» **PROBLEM REQUIREMENTS**:
Write out all the material verbatim, line by line.

(RECORDS SHOWN)

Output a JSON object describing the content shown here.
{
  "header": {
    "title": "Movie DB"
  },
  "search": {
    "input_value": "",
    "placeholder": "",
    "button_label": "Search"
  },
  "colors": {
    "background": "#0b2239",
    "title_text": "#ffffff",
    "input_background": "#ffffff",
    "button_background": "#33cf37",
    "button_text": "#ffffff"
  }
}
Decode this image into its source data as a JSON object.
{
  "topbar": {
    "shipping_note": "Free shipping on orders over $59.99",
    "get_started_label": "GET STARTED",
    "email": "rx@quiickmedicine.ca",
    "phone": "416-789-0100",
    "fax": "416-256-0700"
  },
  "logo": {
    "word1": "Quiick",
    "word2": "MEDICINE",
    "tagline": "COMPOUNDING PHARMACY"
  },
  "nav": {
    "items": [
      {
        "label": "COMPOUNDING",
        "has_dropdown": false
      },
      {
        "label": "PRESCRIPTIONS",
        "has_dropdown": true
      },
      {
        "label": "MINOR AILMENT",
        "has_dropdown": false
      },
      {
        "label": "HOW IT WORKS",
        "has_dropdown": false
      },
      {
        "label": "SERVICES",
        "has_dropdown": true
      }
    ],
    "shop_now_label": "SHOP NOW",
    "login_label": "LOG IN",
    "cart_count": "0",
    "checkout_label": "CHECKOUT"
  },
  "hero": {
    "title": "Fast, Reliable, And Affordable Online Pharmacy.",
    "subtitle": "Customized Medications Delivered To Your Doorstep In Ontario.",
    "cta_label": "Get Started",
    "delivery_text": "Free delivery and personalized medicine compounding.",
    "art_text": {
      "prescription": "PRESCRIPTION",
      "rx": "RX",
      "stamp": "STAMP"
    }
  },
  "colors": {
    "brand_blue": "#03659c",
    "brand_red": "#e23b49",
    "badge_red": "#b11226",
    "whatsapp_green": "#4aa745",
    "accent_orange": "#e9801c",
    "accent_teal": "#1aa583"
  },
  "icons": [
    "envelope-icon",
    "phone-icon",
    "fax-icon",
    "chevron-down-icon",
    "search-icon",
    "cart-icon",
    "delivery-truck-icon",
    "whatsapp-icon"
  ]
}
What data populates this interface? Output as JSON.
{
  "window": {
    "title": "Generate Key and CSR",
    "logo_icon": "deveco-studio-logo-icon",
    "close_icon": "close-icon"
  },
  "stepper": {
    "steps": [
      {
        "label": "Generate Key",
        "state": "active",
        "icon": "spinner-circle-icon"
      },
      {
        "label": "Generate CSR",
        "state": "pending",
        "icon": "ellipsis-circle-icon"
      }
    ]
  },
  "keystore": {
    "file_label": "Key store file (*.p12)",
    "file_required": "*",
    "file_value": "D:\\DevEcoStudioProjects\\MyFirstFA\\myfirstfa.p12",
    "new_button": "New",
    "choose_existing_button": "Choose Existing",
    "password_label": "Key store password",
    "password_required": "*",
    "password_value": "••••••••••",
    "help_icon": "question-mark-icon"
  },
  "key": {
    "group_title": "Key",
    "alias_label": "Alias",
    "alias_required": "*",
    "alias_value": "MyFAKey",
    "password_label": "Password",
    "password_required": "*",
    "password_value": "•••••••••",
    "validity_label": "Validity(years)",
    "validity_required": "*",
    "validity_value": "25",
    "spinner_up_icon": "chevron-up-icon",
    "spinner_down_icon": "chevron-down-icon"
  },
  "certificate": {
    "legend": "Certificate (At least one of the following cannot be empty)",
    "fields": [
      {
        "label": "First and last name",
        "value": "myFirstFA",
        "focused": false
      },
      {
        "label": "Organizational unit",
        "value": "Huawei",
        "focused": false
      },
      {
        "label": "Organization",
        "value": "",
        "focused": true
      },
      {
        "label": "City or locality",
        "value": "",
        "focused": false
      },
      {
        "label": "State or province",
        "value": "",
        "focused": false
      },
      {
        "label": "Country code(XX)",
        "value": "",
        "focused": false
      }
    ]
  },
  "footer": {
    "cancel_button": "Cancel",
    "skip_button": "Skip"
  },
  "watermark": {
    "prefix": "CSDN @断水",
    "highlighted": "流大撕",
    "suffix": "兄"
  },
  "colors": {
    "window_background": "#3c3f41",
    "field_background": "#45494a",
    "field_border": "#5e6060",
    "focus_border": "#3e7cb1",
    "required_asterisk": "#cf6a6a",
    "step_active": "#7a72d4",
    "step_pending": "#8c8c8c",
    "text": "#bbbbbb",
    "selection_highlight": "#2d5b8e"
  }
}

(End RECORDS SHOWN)

» **EXPECTED ANSWER**:
Output a JSON object describing the content shown here.
{
  "header": {
    "title": "Movie DB"
  },
  "search": {
    "input_value": "",
    "placeholder": "",
    "button_label": "Search"
  },
  "colors": {
    "background": "#0b2239",
    "title_text": "#ffffff",
    "input_background": "#ffffff",
    "button_background": "#33cf37",
    "button_text": "#ffffff"
  }
}
Decode this image into its source data as a JSON object.
{
  "topbar": {
    "shipping_note": "Free shipping on orders over $59.99",
    "get_started_label": "GET STARTED",
    "email": "rx@quiickmedicine.ca",
    "phone": "416-789-0100",
    "fax": "416-256-0700"
  },
  "logo": {
    "word1": "Quiick",
    "word2": "MEDICINE",
    "tagline": "COMPOUNDING PHARMACY"
  },
  "nav": {
    "items": [
      {
        "label": "COMPOUNDING",
        "has_dropdown": false
      },
      {
        "label": "PRESCRIPTIONS",
        "has_dropdown": true
      },
      {
        "label": "MINOR AILMENT",
        "has_dropdown": false
      },
      {
        "label": "HOW IT WORKS",
        "has_dropdown": false
      },
      {
        "label": "SERVICES",
        "has_dropdown": true
      }
    ],
    "shop_now_label": "SHOP NOW",
    "login_label": "LOG IN",
    "cart_count": "0",
    "checkout_label": "CHECKOUT"
  },
  "hero": {
    "title": "Fast, Reliable, And Affordable Online Pharmacy.",
    "subtitle": "Customized Medications Delivered To Your Doorstep In Ontario.",
    "cta_label": "Get Started",
    "delivery_text": "Free delivery and personalized medicine compounding.",
    "art_text": {
      "prescription": "PRESCRIPTION",
      "rx": "RX",
      "stamp": "STAMP"
    }
  },
  "colors": {
    "brand_blue": "#03659c",
    "brand_red": "#e23b49",
    "badge_red": "#b11226",
    "whatsapp_green": "#4aa745",
    "accent_orange": "#e9801c",
    "accent_teal": "#1aa583"
  },
  "icons": [
    "envelope-icon",
    "phone-icon",
    "fax-icon",
    "chevron-down-icon",
    "search-icon",
    "cart-icon",
    "delivery-truck-icon",
    "whatsapp-icon"
  ]
}
What data populates this interface? Output as JSON.
{
  "window": {
    "title": "Generate Key and CSR",
    "logo_icon": "deveco-studio-logo-icon",
    "close_icon": "close-icon"
  },
  "stepper": {
    "steps": [
      {
        "label": "Generate Key",
        "state": "active",
        "icon": "spinner-circle-icon"
      },
      {
        "label": "Generate CSR",
        "state": "pending",
        "icon": "ellipsis-circle-icon"
      }
    ]
  },
  "keystore": {
    "file_label": "Key store file (*.p12)",
    "file_required": "*",
    "file_value": "D:\\DevEcoStudioProjects\\MyFirstFA\\myfirstfa.p12",
    "new_button": "New",
    "choose_existing_button": "Choose Existing",
    "password_label": "Key store password",
    "password_required": "*",
    "password_value": "••••••••••",
    "help_icon": "question-mark-icon"
  },
  "key": {
    "group_title": "Key",
    "alias_label": "Alias",
    "alias_required": "*",
    "alias_value": "MyFAKey",
    "password_label": "Password",
    "password_required": "*",
    "password_value": "•••••••••",
    "validity_label": "Validity(years)",
    "validity_required": "*",
    "validity_value": "25",
    "spinner_up_icon": "chevron-up-icon",
    "spinner_down_icon": "chevron-down-icon"
  },
  "certificate": {
    "legend": "Certificate (At least one of the following cannot be empty)",
    "fields": [
      {
        "label": "First and last name",
        "value": "myFirstFA",
        "focused": false
      },
      {
        "label": "Organizational unit",
        "value": "Huawei",
        "focused": false
      },
      {
        "label": "Organization",
        "value": "",
        "focused": true
      },
      {
        "label": "City or locality",
        "value": "",
        "focused": false
      },
      {
        "label": "State or province",
        "value": "",
        "focused": false
      },
      {
        "label": "Country code(XX)",
        "value": "",
        "focused": false
      }
    ]
  },
  "footer": {
    "cancel_button": "Cancel",
    "skip_button": "Skip"
  },
  "watermark": {
    "prefix": "CSDN @断水",
    "highlighted": "流大撕",
    "suffix": "兄"
  },
  "colors": {
    "window_background": "#3c3f41",
    "field_background": "#45494a",
    "field_border": "#5e6060",
    "focus_border": "#3e7cb1",
    "required_asterisk": "#cf6a6a",
    "step_active": "#7a72d4",
    "step_pending": "#8c8c8c",
    "text": "#bbbbbb",
    "selection_highlight": "#2d5b8e"
  }
}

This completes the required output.